If there are businesses that are likely to thrive during this pandemic, those are digital sector businesses such as digital payment platforms.
Businesses are turning to digital methods to receive and transfer payments, and now is the time for digital firms to sign them up!
Ecommerce businesses are also likely to thrive as online shopping becomes the new norm.
- Working at home
Working at home has also been a way of survival for SMBs, although it depends on the sector. For example, only 17% of IT business owners and managers compared to 67% of hotel and restaurant managers reported that they were unable to work remotely.
4. What policies are SMBs banking on to keep their ventures alive?
According to the survey, the biggest issue that SMBs need decoding is salary payments. 38% of respondents said that they needed salary subsidies to keep their businesses afloat. The second most pressing need for businesses, at 36%, was access to credit.
Tax cuts came in third at 34%, while the need for help to take care of family members stood at 23%.
What now for SMBs?
As seen from the report findings, COVID-19 has become a nightmare for most businesses. However, some sectors such as hospitality are worse hit than IT or construction.
Inadequate cash flow is a major pain for businesses right now. Most ventures worry about not being able to pay their employees in the future, which has caused numerous lay-offs.
Even so, the majority of closed businesses hope to reopen, but that will depend on factors such as a shift in government regulations and access to capital.
For now, businesses have to adapt. Incorporating digital platforms as part of business operations is a necessity for survival.

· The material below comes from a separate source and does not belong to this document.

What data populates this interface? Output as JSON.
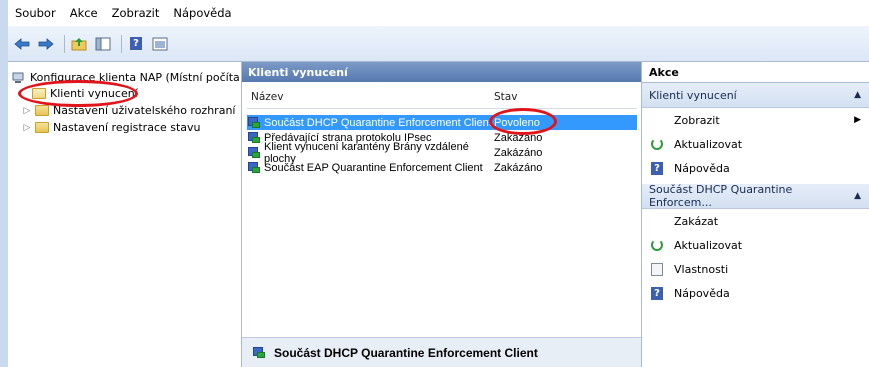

For detailed insights on the state and future of SMBs, check out the entire Facebook survey report here.